(Stored items from a collection)
· · ·

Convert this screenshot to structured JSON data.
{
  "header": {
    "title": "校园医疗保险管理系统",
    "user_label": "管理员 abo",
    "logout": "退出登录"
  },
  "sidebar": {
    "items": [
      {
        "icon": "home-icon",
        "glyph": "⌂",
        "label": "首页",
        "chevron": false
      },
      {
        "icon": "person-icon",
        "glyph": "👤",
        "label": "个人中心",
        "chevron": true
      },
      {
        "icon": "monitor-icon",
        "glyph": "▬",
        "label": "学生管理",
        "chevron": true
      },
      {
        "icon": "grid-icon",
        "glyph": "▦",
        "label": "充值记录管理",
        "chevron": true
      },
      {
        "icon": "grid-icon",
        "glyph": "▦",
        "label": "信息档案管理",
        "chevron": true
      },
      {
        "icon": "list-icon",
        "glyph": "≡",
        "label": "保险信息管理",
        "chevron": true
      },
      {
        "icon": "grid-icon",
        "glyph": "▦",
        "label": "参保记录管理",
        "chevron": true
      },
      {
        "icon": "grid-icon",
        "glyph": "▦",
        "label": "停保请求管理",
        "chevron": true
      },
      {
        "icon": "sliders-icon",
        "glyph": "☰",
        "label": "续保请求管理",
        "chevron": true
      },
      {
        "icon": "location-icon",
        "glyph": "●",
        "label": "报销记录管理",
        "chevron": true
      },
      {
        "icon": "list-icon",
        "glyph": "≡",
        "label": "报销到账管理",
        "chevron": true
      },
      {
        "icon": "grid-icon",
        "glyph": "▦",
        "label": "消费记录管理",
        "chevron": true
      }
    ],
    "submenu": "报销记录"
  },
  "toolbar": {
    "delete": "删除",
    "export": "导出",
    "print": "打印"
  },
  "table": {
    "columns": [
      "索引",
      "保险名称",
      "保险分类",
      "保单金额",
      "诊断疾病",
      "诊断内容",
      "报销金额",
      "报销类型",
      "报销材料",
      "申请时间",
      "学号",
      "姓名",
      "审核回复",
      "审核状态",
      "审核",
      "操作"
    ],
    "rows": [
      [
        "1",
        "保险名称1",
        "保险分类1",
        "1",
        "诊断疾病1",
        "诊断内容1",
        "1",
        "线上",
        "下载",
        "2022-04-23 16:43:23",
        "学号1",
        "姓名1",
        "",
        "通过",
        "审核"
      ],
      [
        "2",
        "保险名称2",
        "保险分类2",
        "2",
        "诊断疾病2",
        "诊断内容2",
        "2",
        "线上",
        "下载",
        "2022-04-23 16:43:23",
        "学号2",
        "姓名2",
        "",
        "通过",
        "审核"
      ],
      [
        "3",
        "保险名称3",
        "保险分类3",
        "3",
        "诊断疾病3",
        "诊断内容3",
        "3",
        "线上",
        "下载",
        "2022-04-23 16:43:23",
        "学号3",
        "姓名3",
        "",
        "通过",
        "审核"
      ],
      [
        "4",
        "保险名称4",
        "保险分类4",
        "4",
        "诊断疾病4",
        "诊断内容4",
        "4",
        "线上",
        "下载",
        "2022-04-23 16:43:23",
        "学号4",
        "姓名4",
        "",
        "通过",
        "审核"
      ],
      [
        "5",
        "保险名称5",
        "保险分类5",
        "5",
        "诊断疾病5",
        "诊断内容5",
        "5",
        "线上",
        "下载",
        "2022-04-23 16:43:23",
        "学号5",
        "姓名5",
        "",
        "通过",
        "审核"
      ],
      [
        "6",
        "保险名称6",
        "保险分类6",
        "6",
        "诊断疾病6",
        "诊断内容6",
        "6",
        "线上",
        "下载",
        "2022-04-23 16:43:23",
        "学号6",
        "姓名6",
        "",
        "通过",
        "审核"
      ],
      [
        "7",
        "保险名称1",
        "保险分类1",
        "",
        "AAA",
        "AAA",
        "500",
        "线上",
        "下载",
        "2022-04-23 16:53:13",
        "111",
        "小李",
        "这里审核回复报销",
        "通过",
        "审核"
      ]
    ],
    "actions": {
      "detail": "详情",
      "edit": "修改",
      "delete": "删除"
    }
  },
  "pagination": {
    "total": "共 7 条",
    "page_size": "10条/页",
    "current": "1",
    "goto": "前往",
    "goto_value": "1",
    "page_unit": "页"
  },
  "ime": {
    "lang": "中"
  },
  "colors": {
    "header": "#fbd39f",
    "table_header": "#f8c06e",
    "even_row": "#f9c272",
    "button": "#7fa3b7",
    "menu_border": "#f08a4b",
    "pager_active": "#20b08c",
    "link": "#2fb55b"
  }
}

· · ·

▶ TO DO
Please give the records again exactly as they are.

▶ SOLUTION FOR THIS PROBLEM
Convert this screenshot to structured JSON data.
{
  "header": {
    "title": "校园医疗保险管理系统",
    "user_label": "管理员 abo",
    "logout": "退出登录"
  },
  "sidebar": {
    "items": [
      {
        "icon": "home-icon",
        "glyph": "⌂",
        "label": "首页",
        "chevron": false
      },
      {
        "icon": "person-icon",
        "glyph": "👤",
        "label": "个人中心",
        "chevron": true
      },
      {
        "icon": "monitor-icon",
        "glyph": "▬",
        "label": "学生管理",
        "chevron": true
      },
      {
        "icon": "grid-icon",
        "glyph": "▦",
        "label": "充值记录管理",
        "chevron": true
      },
      {
        "icon": "grid-icon",
        "glyph": "▦",
        "label": "信息档案管理",
        "chevron": true
      },
      {
        "icon": "list-icon",
        "glyph": "≡",
        "label": "保险信息管理",
        "chevron": true
      },
      {
        "icon": "grid-icon",
        "glyph": "▦",
        "label": "参保记录管理",
        "chevron": true
      },
      {
        "icon": "grid-icon",
        "glyph": "▦",
        "label": "停保请求管理",
        "chevron": true
      },
      {
        "icon": "sliders-icon",
        "glyph": "☰",
        "label": "续保请求管理",
        "chevron": true
      },
      {
        "icon": "location-icon",
        "glyph": "●",
        "label": "报销记录管理",
        "chevron": true
      },
      {
        "icon": "list-icon",
        "glyph": "≡",
        "label": "报销到账管理",
        "chevron": true
      },
      {
        "icon": "grid-icon",
        "glyph": "▦",
        "label": "消费记录管理",
        "chevron": true
      }
    ],
    "submenu": "报销记录"
  },
  "toolbar": {
    "delete": "删除",
    "export": "导出",
    "print": "打印"
  },
  "table": {
    "columns": [
      "索引",
      "保险名称",
      "保险分类",
      "保单金额",
      "诊断疾病",
      "诊断内容",
      "报销金额",
      "报销类型",
      "报销材料",
      "申请时间",
      "学号",
      "姓名",
      "审核回复",
      "审核状态",
      "审核",
      "操作"
    ],
    "rows": [
      [
        "1",
        "保险名称1",
        "保险分类1",
        "1",
        "诊断疾病1",
        "诊断内容1",
        "1",
        "线上",
        "下载",
        "2022-04-23 16:43:23",
        "学号1",
        "姓名1",
        "",
        "通过",
        "审核"
      ],
      [
        "2",
        "保险名称2",
        "保险分类2",
        "2",
        "诊断疾病2",
        "诊断内容2",
        "2",
        "线上",
        "下载",
        "2022-04-23 16:43:23",
        "学号2",
        "姓名2",
        "",
        "通过",
        "审核"
      ],
      [
        "3",
        "保险名称3",
        "保险分类3",
        "3",
        "诊断疾病3",
        "诊断内容3",
        "3",
        "线上",
        "下载",
        "2022-04-23 16:43:23",
        "学号3",
        "姓名3",
        "",
        "通过",
        "审核"
      ],
      [
        "4",
        "保险名称4",
        "保险分类4",
        "4",
        "诊断疾病4",
        "诊断内容4",
        "4",
        "线上",
        "下载",
        "2022-04-23 16:43:23",
        "学号4",
        "姓名4",
        "",
        "通过",
        "审核"
      ],
      [
        "5",
        "保险名称5",
        "保险分类5",
        "5",
        "诊断疾病5",
        "诊断内容5",
        "5",
        "线上",
        "下载",
        "2022-04-23 16:43:23",
        "学号5",
        "姓名5",
        "",
        "通过",
        "审核"
      ],
      [
        "6",
        "保险名称6",
        "保险分类6",
        "6",
        "诊断疾病6",
        "诊断内容6",
        "6",
        "线上",
        "下载",
        "2022-04-23 16:43:23",
        "学号6",
        "姓名6",
        "",
        "通过",
        "审核"
      ],
      [
        "7",
        "保险名称1",
        "保险分类1",
        "",
        "AAA",
        "AAA",
        "500",
        "线上",
        "下载",
        "2022-04-23 16:53:13",
        "111",
        "小李",
        "这里审核回复报销",
        "通过",
        "审核"
      ]
    ],
    "actions": {
      "detail": "详情",
      "edit": "修改",
      "delete": "删除"
    }
  },
  "pagination": {
    "total": "共 7 条",
    "page_size": "10条/页",
    "current": "1",
    "goto": "前往",
    "goto_value": "1",
    "page_unit": "页"
  },
  "ime": {
    "lang": "中"
  },
  "colors": {
    "header": "#fbd39f",
    "table_header": "#f8c06e",
    "even_row": "#f9c272",
    "button": "#7fa3b7",
    "menu_border": "#f08a4b",
    "pager_active": "#20b08c",
    "link": "#2fb55b"
  }
}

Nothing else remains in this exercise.